Now, what surrounds this portion affects greatly how we view its meaning, and prior to this chapter, we read passages about not conforming to this world (Romans 12:2) and overcoming evil with good (12:21). A similar passage in 1 Peter is surrounded by talk of Christians being aliens in a strange land. Many scholars like to always point to Acts where Peter tells the Temple authorities “We must obey God rather than men,” sort of as a safety net for when obeying government would mean disobeying God, but this is not an exception, but an indicator that the overarching command is that Christians always obey God and they always subordinate to the authorities.
So what is Paul trying to say here? He never actually gives guidelines on how to subordinate (the true term used here; NOT obedience. Leon Morris, in his commentary on Romans, states “There is nothing servile about the attitude to authority that Paul is advocating) other than pay your taxes. Some scholars suggest that he’s actually trying to prevent insurrection rather than get unpatriotic Christians to be more patriotic. At the time of Paul’s writing, two of his followers had actually been expelled from the city in a tax revolt, and another revolt was in the works at the time. In effect, Paul was working to prevent violent action from the church, something counterproductive to the Gospel of Christ. I agree with this standpoint, and I see where some men (in this case, Claiborne again) could see that, but to me, here, there’s something more.
Honestly, from my standpoint, and after reading more from Morris’ commentary, the section seems more geared toward understanding specifically the responsibility that government has in relation to God. Morris points out that, since orderly governing is of divine origin, this means that governing authorities are the servants of God, and must carry out His will and answer to Him one day. The responsibility that this places on them is great, and I think if kings and presidents would consider this more frequently, wiser decisions would come from Capitol Hill. Other than calling for submission to the authorities in the sense of how brothers and sisters in Christ submit to one another, and the command to pay one’s taxes, though, no sort of command exists for Christians here. Nor is there any sanction for Christians to go to war or to endorse the death penalty (the same sanction doesn’t appear here for government either. The greek words used for “the sword” in verse 4 references the sword the Emperor physically wore as well as that of local policing, and bears no reference to the death penalty or war in context).

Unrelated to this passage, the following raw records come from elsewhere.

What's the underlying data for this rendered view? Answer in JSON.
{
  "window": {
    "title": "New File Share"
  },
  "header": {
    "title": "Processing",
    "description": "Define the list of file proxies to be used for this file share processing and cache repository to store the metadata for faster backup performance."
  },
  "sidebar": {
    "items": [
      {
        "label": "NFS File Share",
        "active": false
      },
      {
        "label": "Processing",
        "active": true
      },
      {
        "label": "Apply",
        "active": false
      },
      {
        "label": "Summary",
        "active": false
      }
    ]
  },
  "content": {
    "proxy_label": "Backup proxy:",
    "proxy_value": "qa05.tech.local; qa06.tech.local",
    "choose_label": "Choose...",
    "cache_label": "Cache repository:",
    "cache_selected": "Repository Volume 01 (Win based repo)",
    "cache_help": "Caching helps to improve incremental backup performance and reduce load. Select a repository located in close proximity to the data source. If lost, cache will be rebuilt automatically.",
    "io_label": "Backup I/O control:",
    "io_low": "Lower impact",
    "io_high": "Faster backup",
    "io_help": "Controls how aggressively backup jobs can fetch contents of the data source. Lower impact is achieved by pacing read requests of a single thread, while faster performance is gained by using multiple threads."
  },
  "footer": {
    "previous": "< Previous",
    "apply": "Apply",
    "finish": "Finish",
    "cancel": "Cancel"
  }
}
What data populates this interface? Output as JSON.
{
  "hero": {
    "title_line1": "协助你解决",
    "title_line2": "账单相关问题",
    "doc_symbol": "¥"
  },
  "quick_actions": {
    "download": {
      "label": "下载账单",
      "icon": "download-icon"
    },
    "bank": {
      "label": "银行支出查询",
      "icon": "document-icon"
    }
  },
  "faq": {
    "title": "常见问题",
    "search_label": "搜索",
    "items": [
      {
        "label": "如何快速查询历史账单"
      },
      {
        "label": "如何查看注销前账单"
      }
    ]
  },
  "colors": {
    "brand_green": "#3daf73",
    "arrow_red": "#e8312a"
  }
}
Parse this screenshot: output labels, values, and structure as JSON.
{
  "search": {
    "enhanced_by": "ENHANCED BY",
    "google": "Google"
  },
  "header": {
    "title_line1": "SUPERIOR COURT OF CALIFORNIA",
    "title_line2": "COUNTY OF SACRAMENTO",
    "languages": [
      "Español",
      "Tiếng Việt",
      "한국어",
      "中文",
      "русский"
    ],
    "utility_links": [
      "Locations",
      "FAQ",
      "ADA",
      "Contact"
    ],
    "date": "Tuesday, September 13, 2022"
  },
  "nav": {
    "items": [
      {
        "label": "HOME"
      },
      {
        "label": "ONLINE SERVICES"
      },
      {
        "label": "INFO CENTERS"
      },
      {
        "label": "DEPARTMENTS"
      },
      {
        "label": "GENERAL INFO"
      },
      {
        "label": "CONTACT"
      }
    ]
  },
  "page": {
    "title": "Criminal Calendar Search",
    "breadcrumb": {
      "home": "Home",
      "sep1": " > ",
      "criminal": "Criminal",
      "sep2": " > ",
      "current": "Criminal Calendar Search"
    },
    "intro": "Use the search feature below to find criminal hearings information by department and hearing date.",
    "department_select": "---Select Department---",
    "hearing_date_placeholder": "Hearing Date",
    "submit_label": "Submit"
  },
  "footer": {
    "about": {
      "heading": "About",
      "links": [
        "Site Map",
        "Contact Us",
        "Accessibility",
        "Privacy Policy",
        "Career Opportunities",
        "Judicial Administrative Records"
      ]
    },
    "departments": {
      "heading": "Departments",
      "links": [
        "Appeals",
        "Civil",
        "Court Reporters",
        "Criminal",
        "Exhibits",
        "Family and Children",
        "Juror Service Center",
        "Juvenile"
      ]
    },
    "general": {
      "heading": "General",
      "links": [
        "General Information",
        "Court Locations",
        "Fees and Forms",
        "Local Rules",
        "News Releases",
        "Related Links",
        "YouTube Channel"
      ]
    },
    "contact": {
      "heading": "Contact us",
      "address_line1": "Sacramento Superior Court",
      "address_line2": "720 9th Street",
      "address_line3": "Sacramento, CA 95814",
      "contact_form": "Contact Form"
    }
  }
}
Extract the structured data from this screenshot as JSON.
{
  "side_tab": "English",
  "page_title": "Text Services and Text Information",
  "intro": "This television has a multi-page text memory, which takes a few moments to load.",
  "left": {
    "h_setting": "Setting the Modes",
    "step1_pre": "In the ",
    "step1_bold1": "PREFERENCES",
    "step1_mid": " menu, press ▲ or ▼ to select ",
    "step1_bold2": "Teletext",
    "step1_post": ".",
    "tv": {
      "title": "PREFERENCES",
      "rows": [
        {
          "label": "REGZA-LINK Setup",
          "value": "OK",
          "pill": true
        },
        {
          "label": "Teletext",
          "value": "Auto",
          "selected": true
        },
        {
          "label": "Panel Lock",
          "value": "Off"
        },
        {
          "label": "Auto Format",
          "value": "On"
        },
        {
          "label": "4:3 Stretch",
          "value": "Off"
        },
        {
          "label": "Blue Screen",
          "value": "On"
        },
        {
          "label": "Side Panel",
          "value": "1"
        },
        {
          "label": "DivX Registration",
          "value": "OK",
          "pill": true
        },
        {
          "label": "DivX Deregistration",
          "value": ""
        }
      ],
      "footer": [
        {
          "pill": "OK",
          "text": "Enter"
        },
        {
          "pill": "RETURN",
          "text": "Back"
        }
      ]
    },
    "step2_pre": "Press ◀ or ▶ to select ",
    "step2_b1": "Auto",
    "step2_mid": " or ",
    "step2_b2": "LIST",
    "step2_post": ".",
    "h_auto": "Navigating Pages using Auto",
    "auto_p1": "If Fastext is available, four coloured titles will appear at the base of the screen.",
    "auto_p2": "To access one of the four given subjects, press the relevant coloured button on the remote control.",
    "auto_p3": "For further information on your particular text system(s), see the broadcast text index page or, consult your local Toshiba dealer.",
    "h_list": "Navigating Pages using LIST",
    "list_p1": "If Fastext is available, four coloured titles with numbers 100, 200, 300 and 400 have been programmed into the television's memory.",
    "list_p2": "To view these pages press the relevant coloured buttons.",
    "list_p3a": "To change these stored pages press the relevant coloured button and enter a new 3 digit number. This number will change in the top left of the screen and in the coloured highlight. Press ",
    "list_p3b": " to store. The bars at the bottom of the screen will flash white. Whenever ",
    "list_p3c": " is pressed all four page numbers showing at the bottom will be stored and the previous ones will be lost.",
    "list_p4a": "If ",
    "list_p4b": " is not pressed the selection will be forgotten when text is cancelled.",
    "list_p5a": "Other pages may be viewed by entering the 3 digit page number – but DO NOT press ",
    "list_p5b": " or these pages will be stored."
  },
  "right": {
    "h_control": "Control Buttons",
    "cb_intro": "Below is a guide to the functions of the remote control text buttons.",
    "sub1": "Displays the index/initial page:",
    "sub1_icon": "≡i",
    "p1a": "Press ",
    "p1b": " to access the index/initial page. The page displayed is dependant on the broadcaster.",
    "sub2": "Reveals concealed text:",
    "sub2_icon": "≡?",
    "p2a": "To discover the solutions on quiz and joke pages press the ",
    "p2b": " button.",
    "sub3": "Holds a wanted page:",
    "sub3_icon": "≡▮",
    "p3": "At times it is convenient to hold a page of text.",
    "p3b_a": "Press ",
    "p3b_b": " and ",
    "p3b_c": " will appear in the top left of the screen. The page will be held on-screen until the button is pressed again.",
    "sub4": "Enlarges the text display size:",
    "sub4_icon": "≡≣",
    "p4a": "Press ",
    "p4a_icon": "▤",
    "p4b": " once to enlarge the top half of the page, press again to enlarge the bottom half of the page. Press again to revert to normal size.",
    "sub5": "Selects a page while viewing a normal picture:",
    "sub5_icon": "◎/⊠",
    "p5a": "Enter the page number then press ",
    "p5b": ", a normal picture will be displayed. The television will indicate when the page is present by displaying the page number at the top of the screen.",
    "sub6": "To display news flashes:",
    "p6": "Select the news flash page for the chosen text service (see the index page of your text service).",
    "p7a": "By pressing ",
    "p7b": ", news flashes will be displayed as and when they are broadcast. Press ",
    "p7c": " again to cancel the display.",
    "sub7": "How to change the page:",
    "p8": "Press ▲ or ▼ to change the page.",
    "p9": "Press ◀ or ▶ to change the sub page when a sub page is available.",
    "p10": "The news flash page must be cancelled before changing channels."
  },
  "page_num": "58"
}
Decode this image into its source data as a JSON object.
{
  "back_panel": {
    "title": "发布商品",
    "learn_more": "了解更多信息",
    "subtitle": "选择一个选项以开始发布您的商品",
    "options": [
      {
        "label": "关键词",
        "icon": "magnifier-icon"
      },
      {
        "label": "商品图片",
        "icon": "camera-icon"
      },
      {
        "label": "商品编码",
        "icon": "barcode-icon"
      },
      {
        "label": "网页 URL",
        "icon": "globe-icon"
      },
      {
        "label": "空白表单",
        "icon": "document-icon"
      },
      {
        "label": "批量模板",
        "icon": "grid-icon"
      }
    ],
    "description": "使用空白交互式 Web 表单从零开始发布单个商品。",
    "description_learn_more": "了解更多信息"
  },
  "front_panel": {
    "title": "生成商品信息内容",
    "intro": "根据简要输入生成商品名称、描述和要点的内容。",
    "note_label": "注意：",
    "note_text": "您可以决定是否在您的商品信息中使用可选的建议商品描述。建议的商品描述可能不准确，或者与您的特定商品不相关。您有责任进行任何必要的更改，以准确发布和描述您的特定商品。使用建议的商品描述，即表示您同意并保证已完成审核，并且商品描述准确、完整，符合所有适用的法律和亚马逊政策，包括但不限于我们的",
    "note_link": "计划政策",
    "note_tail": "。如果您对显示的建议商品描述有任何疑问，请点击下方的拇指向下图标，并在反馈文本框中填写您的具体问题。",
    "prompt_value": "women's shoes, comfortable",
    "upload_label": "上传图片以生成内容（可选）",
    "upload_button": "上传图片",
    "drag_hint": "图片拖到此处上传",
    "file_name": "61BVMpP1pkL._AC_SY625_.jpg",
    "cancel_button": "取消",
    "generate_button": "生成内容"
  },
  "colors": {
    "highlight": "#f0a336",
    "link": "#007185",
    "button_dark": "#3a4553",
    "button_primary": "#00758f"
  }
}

So next time you’re reading Romans 13, consider its context, what was going on in that time, and what the words mean when Paul references “the sword” or “subordinate.” Still, what are your thoughts? How should Christians “submit to the governing authorities?”
A better question: what does it truly mean to be a Christian…and to be a patriot?
*A rather dark, but humorous image crossed my mind here of a Christian being burned at the stake and cynically thinking to himself “well, here are my tax denarii hard at work.” Hence the title of this post.